Though obesity can lead to medical problems including heart disease, diabetes, sleep apnea and depression, can it affect cognitive performance as well? According to a research study recently published in Neuropsychology, that may actually be the case. John Gunstad of Kent State University and Kelly M. Stanek of the University of Alabama led a team of researchers examining the interaction of Body Mass Index (BMI) and cognitive functioning across the human lifespan. Their conclusions have unsettling implications for the current obesity pandemic as well as the disturbing rise in dementia cases among older adults.
Based on previous research, obesity has been linked to increased risk of Alzheimer’s disease and stroke. Weight gain has also been linked to long-term decline in cognitive performance even when dementia is not part of the picture. Neuroimaging studies of morbidly obese people (BMI greater than 40) suggest that they are at greater risk for brain atrophy though these results are still controversial for younger age groups. As people grow older however, they become more vulnerable to brain-related disorders which may make the effect of obesity even more important.
In their latest study, Stanek, Gunstad, and their colleagues examined data collected from the Brain Resource International Database (BRID) as well as data taken from a national study of morbidly obese people receiving bariatric surgery to help weight loss. In total, 732 people ranging in age from 18 to 88 and with BMI scores ranging from 19 to 75 were used in the study.
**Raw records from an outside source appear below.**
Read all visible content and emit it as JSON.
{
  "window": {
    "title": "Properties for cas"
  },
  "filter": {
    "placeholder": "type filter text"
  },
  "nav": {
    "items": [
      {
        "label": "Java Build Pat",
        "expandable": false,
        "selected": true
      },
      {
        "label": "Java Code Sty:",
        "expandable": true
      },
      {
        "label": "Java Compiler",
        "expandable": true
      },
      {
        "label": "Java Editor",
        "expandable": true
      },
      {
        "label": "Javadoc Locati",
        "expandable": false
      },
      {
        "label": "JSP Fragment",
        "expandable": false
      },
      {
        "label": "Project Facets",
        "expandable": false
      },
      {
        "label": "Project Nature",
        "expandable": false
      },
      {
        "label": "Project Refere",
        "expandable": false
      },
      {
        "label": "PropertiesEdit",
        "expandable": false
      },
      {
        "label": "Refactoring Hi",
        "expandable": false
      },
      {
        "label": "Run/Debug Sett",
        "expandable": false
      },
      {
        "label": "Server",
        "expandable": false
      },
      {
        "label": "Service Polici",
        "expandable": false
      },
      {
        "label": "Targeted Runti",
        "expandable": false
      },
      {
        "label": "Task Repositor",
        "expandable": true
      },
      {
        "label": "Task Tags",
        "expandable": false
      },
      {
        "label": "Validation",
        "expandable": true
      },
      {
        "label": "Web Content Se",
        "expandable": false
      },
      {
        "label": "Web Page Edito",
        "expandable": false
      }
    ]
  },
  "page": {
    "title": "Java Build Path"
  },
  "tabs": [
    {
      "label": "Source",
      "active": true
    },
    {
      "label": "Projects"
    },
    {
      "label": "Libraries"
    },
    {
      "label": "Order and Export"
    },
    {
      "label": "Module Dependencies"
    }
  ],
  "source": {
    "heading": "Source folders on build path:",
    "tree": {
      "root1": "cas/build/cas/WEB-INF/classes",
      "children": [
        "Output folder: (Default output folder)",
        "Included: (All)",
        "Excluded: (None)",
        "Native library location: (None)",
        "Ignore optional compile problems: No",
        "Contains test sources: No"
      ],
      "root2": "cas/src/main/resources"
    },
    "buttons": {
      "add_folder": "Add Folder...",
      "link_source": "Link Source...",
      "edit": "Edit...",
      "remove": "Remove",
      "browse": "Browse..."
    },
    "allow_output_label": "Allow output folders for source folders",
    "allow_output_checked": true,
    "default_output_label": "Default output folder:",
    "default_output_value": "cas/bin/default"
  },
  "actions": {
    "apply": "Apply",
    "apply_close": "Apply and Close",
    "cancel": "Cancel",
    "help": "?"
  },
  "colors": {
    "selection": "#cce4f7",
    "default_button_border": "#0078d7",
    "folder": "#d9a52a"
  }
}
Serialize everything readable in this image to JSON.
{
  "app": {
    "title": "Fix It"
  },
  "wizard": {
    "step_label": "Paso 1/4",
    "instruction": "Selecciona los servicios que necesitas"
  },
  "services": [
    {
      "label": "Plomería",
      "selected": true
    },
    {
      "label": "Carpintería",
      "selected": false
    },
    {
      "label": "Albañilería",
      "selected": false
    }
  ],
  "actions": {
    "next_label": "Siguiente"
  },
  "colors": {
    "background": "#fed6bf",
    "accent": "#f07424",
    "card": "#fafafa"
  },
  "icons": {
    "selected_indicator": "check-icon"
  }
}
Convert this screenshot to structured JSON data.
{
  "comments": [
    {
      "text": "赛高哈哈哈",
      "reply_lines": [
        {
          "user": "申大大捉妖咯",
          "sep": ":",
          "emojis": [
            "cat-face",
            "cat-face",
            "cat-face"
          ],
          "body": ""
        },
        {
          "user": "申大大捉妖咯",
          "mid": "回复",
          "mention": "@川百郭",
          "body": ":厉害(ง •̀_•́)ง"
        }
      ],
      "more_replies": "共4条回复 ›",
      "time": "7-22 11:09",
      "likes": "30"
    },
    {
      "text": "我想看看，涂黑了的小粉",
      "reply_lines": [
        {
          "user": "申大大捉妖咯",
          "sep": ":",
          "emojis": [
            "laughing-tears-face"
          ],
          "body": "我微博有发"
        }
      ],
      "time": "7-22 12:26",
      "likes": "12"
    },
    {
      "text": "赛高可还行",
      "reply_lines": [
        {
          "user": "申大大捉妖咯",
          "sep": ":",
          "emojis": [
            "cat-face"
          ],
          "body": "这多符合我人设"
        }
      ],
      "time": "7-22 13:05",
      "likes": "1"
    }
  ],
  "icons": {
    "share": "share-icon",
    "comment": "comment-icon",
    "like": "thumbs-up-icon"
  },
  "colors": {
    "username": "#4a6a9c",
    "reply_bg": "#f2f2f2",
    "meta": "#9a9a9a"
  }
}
Along with medical history and demographic data, the researchers also looked at how the people in the study responded on different neuropsychological tests of cognition, including memory, attention and executive functioning.
As the researchers predicted, age was inversely correlated with performance on most of the cognitive tests. Obesity was also strongly associated with decreased attention, fine motor speed, and processing speed across the entire lifespan but the relationship between BMI and other cognitive abilities appeared to be more complicated. While the overall correlation between BMI and executive functioning was not significant, it did become a factor when age was introduced into the picture. According to the study results, executive functioning deficits were greater for older adults who were obese than for older adults with a lower BMI. These results were still significant when other factors such as medical history were taken into account.
Overall, these findings suggest that obesity can increase the risk of different cognitive problems as people grow older and also supports previous research by Stanek and Gunstad. The interaction between age and BMI in reduced executive functioning seems especially important since both aging and obesity have separate effects on brain structure and cognition. As people grow older, they become more vulnerable to different factors affecting brain functioning than they were when younger. That can include things such as head injuries, medical conditions, and, apparently, obesity as well.
In exploring why obesity affects brain functioning, Stanek et al. suggest that obesity can affect the brain’s white matter or the glial cells and myelinated axons that relay signals between neurons in the different parts of the brain. Though brain imaging studies have not turned up strong evidence for obesity affecting white matter so far, a 2011 study by Stanek and her colleagues found a negative relationship between BMI and structural integrity in specific brain regions such as the corpus callosum and the fornix. This relationship appears to be linked to age as well with older patients showing greater impairment linked to obesity.
The relationship between cognitive impairment and obesity is not necessarily limited to older adults however, since research has found cognitive problems in severely obese adolescents as well. Since there have been relatively few research studies looking at obesity and brain functioning so far, the actual relationship between BMI and cognition is still unclear.
There is also the problem of measuring obesity and what constitutes a healthy weight in humans. While BMI is still widely used, critics have rightly pointed out that it may not be the best way to measure body weight in normal individuals. Not only does BMI often fail to show the difference between lean muscle mass and fat mass, but some medical conditions such as sarcopenia can distort body mass figures in older adults. Measuring hip circumference and abdominal fat may be more useful in studying the link between obesity and cognitive problems.
While the impact that obesity has on cognitive functioning appears relatively modest so far, at least for adolescents and younger adults, there are still important questions to be answered about obesity and the brain. Can even modest cognitive problems linked to obesity help explain why overweight people have trouble losing weight? At least one recent research study has already shown that executive functioning and memory deficits can identify those patients undergoing weight loss surgery who are unable to stick to weight loss programs afterward.
Better treatments for obesity are certainly needed since the current obesity epidemic has already become a major social problem. In the United States alone, 35.7% adults are obese while an additional 33.1% are overweight according to a 2010 survey with over 6% of Americans meeting the criteria for extreme obesity (BMI greater than 40 kg/m2). Would understanding the link between obesity and brain functioning lead to better treatments for obesity as well as provide help for older adults at risk for dementia? The answers provided by research in this area may well be more critical than you might think.